Let's say the 7-year-old daughter of illegal immigrants working in a big American city wakes up this morning with a high fever and a rash.
Is it in that city's interest for the little girl to receive treatment at a local public clinic or hospital? Or is that community better off if the child's parents try to treat her at home because they fear a doctor will ask about their immigration status -- and report them to the federal government if they can't prove they are here legally?
Before you answer, recall that in the 1982 Plyler vs. Doe decision, the Supreme Court ruled that children of illegal immigrants have a constitutional right to public education. That means whether or not that child is examined to determine if her illness is contagious, she will soon be back in a classroom of other 7-year-olds -- many, in all likelihood, American citizens.
In most places, for most people, this would not be a hard call. Leaving aside any question of compassion toward the girl, the community's public health is clearly served if she is treated before she infects anyone else.
Likewise, most people would agree that communities are safer if illegal immigrants who have been the victims of crime, or possess evidence that can help solve a crime, can talk to police officers without fear of being quizzed about their status. Or if illegal immigrants enroll their children in school (as the Supreme Court allowed), rather than keep them at home for fear admissions officials will investigate the parents' status.
These are the judgments that have prompted Los Angeles, New York and dozens of other major cities to adopt policies that in varying ways discourage municipal workers from assessing the immigration status of people using local services and sharing such information with federal immigration officials.
They also are the judgments that have provoked the sharpest clashes yet between the two leading GOP presidential contenders, former Massachusetts Gov. Mitt Romney and former New York City Mayor Rudolph Giuliani.
Romney charges that these city policies encourage illegal immigration by offering the undocumented "sanctuary." He proposes to cut off federal funds for cities that adopt them and calls New York's approach under Giuliani especially egregious. "New York City was the poster child for sanctuary cities," Romney insists. On Tuesday, he launched a radio ad condemning these city initiatives and, by implication, Giuliani.
The disputed New York policy was adopted in 1989 by Mayor Ed Koch, a conservative Democrat, and later reaffirmed by Giuliani. The policy generally prohibited city workers from reporting information about immigrants' legal status to federal officials. But it explicitly required police and other city workers to "cooperate with federal authorities" in investigating illegal immigrants suspected of a crime, including fraudulent attempts to obtain welfare benefits.
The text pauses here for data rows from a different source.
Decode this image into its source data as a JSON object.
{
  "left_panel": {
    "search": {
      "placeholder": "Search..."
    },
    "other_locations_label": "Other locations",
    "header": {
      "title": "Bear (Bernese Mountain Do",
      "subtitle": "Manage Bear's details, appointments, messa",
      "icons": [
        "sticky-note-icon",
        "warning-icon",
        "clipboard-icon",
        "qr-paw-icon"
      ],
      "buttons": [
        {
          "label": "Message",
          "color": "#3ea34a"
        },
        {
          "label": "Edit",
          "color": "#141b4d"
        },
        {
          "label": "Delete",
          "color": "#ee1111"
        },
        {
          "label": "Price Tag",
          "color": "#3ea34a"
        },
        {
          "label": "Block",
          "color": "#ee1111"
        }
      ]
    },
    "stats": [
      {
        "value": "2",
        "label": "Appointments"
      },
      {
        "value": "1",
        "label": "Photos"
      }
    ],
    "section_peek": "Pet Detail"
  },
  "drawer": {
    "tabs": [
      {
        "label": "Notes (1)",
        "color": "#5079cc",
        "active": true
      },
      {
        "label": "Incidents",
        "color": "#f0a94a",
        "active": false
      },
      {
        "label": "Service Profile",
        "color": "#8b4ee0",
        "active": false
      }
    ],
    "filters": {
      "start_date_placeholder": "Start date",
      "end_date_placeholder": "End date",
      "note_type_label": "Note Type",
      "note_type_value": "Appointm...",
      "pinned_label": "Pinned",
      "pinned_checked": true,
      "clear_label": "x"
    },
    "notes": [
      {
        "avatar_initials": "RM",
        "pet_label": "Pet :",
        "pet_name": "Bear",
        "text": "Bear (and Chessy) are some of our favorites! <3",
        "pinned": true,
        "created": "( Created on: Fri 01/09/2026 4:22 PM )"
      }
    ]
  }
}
In 1996, the Republican Congress outlawed outright city bans on reporting immigration status to federal officials. Giuliani challenged the law in court and lost. Under Giuliani and his successor, Michael Bloomberg, New York then evolved toward a "don't ask, don't tell" policy, in which city officials are no longer forbidden from sharing information with Washington but are barred from inquiring about the immigration status of people using city services, except when it's relevant to assess eligibility. That usually leaves local officials with no information to share except, again, in criminal cases. (Los Angeles follows similar rules.)
Giuliani defends his decisions but is so determined to appear tough on illegal immigration that his advisors, incredibly, won't say whether he opposes Romney's call to punish cities that do what Giuliani did as mayor. Giuliani should find some backbone because Romney's idea would be counterproductive. His criticism draws on a legitimate concern: After 9/11, the nation has a greater incentive to identify everyone inside its borders, either legally or illegally. But turning city workers into immigration snoops won't advance that goal.
If a mayor announces that he will check people's papers at police stations, school admission offices and emergency rooms, illegal immigrants are unlikely to line up in those places to be discovered and deported. They are more likely to abandon those services -- with dangerous consequences for all city residents.
As Koch said, "The effect would be that illegal kids would be out on the streets attacking other kids or being attacked themselves; illegal aliens would be . . . contagious and causing disease to spread and . . . by not reporting criminality, the same criminals would be attacking citizens. It's hard to see where there would be any advantage in [that]."
Some cities, by condemning federal immigration raids, have carried the "don't ask, don't tell" impulse to excess. But Romney has overreached too with his threats against "sanctuary cities" like New York (and presumably Los Angeles). Romney's aides won't say what New York should have done differently in its policy toward illegal immigrants. Maybe that's because the city, like many others, chose the most practical response available.